(A) Units oriented to the street would be required.

(B) Units that face the street would have to have a porch, patio or canopy that clearly marks the pedestrian entryway.

(C) Buildings could be no taller than 35 feet in three-story zone districts.

(D) There would be additional limits on exceptions to the maximum building height (which usually includes rooftop stair enclosures or other mechanical equipment).

(E) The block sensitive setback would be limited to a minimum setback of 20 feet.

(F) Buildings that are oriented to the side interior would have to be set back from the side property lines at least 12.5 feet. 

(G) Single story porches, canopies and other features on structures on interior lots would be allowed to encroach up to 7.5 feet into the side setback, and off-street parking area can encraoch up to 2.5 feet.

(H) Build-to alternatives would be eliminated. The courtyard alternative would be introduced.  

(I) Dimmension requirements would be reduced to allow for smaller drive aisles and access drives for small-scale development.

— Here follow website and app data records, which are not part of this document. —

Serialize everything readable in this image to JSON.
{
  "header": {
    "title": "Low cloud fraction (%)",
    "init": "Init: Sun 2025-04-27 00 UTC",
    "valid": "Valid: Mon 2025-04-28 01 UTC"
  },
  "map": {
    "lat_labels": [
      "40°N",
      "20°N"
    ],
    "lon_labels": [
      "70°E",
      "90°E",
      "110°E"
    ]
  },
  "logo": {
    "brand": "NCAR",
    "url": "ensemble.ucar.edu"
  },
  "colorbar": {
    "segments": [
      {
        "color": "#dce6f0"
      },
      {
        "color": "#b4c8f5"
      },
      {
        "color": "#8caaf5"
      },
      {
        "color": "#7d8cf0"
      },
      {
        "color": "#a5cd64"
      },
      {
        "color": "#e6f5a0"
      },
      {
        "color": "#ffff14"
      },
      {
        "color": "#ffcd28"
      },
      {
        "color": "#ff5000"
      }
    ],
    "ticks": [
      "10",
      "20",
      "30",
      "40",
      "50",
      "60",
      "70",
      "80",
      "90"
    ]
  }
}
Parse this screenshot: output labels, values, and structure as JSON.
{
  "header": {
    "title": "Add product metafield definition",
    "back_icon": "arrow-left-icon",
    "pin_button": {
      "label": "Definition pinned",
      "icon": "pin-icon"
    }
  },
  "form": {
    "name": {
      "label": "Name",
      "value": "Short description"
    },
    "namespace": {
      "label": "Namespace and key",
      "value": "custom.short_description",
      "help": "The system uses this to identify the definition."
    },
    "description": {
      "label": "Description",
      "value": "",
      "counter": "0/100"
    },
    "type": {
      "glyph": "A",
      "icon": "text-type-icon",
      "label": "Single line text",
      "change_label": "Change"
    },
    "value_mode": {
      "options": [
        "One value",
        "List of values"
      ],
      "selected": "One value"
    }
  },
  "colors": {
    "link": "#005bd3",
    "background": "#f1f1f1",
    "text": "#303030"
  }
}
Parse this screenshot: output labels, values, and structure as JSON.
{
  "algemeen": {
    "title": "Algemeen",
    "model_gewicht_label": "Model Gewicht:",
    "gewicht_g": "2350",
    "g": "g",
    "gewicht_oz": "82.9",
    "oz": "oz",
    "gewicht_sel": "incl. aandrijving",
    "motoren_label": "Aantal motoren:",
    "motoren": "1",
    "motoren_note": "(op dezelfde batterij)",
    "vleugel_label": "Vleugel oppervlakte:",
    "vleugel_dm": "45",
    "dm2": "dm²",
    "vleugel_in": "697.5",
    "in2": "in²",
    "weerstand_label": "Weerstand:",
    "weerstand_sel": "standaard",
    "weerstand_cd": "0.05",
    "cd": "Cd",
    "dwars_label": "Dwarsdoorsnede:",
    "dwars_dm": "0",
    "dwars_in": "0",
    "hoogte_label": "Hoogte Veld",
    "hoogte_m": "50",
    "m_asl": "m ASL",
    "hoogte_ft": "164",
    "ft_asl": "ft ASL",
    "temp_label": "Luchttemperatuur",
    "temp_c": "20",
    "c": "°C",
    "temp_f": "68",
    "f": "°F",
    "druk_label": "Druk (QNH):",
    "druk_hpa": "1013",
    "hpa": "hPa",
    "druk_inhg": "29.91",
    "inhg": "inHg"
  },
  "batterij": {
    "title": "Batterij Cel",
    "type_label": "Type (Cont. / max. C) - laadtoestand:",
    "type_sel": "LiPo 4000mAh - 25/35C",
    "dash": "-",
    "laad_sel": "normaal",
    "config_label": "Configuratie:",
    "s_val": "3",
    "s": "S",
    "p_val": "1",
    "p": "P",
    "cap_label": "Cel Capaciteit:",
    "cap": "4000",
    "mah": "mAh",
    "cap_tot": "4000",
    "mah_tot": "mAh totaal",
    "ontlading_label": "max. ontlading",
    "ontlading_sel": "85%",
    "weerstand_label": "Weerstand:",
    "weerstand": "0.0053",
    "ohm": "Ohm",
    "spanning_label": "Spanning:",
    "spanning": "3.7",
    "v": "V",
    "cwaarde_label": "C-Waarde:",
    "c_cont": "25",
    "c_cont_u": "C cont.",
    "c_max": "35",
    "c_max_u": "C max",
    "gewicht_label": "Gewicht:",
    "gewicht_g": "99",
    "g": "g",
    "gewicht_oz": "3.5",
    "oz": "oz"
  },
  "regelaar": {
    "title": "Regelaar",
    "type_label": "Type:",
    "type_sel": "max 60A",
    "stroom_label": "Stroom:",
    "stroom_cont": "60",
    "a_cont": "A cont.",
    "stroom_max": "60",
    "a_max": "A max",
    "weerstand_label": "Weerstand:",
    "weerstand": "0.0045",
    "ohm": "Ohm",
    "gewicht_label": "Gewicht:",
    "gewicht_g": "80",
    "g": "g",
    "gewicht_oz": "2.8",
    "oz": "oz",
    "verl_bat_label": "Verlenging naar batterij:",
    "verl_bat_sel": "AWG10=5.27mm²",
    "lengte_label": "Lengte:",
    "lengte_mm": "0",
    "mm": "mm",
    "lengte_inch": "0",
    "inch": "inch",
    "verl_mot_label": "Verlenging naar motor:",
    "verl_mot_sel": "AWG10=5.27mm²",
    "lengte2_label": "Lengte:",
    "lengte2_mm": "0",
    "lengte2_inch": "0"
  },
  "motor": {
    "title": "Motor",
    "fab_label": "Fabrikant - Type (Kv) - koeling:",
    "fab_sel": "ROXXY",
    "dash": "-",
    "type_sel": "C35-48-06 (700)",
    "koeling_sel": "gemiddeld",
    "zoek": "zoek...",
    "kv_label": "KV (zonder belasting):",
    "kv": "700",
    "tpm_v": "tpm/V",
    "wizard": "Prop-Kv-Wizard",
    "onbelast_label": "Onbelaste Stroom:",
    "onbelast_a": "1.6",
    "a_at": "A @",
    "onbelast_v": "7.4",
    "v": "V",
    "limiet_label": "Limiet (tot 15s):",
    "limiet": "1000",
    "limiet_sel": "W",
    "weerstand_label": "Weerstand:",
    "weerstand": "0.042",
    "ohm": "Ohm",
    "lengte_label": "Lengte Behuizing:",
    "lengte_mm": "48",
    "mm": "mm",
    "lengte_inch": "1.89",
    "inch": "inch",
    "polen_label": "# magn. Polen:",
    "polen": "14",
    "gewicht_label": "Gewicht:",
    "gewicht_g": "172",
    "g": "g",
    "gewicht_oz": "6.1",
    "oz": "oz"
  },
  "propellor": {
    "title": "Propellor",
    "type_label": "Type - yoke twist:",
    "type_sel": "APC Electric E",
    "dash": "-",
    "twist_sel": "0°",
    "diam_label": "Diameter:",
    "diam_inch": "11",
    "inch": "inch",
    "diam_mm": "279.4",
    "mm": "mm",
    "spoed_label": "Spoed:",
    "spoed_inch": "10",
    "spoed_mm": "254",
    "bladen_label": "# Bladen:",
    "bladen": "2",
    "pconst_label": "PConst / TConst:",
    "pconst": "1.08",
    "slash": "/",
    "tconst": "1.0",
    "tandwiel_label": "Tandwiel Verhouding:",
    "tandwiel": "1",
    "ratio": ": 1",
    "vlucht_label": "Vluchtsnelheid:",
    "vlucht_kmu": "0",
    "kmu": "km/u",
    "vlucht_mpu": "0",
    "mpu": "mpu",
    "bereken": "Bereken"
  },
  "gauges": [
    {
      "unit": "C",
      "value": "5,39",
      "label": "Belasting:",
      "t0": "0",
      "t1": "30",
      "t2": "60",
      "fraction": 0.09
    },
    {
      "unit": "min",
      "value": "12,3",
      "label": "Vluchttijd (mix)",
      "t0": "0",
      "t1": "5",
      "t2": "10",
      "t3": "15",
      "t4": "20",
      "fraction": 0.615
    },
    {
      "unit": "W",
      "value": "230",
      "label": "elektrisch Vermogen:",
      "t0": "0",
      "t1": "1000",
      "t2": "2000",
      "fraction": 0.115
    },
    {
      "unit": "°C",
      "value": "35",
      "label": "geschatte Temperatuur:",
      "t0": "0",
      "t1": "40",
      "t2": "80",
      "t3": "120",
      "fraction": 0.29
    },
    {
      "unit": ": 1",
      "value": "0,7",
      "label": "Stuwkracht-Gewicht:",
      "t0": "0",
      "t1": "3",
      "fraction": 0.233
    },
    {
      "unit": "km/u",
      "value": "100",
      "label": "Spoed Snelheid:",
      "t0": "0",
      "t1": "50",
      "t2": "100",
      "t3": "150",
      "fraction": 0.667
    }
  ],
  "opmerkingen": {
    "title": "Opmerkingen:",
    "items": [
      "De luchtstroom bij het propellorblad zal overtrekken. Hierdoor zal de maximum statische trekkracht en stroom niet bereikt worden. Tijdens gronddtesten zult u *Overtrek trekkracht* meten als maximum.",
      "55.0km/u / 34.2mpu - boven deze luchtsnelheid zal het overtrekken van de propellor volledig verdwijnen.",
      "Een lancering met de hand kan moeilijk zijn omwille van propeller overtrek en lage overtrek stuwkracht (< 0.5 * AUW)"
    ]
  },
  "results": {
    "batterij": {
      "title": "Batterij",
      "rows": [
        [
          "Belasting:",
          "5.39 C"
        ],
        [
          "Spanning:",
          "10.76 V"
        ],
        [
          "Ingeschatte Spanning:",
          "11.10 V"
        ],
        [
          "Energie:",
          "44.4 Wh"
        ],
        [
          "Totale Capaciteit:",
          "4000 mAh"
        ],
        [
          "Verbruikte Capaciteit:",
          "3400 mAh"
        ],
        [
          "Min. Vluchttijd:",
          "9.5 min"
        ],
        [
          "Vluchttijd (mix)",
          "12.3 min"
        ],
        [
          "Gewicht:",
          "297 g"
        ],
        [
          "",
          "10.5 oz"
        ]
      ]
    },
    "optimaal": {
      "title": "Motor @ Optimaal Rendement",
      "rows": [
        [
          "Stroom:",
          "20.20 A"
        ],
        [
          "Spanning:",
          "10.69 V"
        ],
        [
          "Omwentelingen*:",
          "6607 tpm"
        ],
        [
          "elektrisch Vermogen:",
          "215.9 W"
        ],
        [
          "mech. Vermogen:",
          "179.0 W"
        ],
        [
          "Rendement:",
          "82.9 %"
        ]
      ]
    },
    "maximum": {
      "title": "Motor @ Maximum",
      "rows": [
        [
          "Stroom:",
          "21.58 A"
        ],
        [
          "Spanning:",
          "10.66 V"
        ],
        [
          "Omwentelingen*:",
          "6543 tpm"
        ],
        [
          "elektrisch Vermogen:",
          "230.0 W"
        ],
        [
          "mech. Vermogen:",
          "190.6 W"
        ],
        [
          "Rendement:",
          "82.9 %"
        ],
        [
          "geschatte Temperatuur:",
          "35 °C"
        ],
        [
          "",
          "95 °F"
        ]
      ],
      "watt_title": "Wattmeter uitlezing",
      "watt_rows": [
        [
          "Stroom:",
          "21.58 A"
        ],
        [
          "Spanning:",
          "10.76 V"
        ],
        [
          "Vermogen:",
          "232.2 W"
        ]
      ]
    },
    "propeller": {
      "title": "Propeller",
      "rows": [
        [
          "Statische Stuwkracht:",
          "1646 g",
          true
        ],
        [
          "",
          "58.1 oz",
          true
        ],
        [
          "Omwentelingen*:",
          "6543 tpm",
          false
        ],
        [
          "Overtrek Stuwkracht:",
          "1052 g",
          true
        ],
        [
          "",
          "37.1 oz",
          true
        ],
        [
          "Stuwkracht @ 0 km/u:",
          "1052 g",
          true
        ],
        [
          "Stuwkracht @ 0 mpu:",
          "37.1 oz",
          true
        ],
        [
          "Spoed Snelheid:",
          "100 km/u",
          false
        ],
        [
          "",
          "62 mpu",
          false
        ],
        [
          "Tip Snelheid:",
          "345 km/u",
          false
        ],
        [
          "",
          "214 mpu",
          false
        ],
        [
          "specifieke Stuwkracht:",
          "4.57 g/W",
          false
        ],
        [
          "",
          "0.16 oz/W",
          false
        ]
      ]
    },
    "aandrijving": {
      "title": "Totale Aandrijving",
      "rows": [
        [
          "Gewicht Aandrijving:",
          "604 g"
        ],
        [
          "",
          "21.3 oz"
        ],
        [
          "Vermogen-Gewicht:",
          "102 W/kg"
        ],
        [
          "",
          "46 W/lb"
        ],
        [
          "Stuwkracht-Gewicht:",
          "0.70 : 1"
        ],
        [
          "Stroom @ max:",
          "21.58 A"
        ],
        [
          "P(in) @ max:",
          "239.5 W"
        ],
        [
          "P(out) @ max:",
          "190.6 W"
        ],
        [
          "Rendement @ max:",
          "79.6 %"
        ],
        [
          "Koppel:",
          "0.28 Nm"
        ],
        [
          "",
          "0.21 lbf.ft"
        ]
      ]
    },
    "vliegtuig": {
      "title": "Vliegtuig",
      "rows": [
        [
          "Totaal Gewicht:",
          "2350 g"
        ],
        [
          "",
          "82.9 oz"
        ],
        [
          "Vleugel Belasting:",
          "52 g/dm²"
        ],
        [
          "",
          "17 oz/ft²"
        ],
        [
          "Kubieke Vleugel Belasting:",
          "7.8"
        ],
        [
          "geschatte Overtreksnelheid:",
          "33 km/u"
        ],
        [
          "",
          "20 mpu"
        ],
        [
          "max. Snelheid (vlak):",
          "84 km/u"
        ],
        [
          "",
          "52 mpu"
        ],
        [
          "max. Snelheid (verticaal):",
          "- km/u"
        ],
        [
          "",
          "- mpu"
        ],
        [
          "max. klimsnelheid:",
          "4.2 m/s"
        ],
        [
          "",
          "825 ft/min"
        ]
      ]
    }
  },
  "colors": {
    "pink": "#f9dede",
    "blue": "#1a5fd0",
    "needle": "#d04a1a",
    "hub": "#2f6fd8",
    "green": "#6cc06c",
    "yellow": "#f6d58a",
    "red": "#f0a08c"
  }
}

Recommended solution for row house/town house districts:
Prohibit slot homes or garden courts and allow only row houses or town houses

Instead of slot homes or garden court building forms, side-by-side residential units could be built as duplexes, row houses or townhouses where all residential units face the street in alignment with the surrounding neighborhood context of lower-scale development (often including single-family homes and duplexes) that directly engages the street. The garden court building form would be eliminated as an option.

 

(A) Garden court building forms would be eliminated and disallowed to improve predictability and ensure that all residential units face the street and are not located to the rear of the lot.

(B) All row house or townhouse residential units would have to be arranged side-by-side with a shared wall perpendicular to the primary street.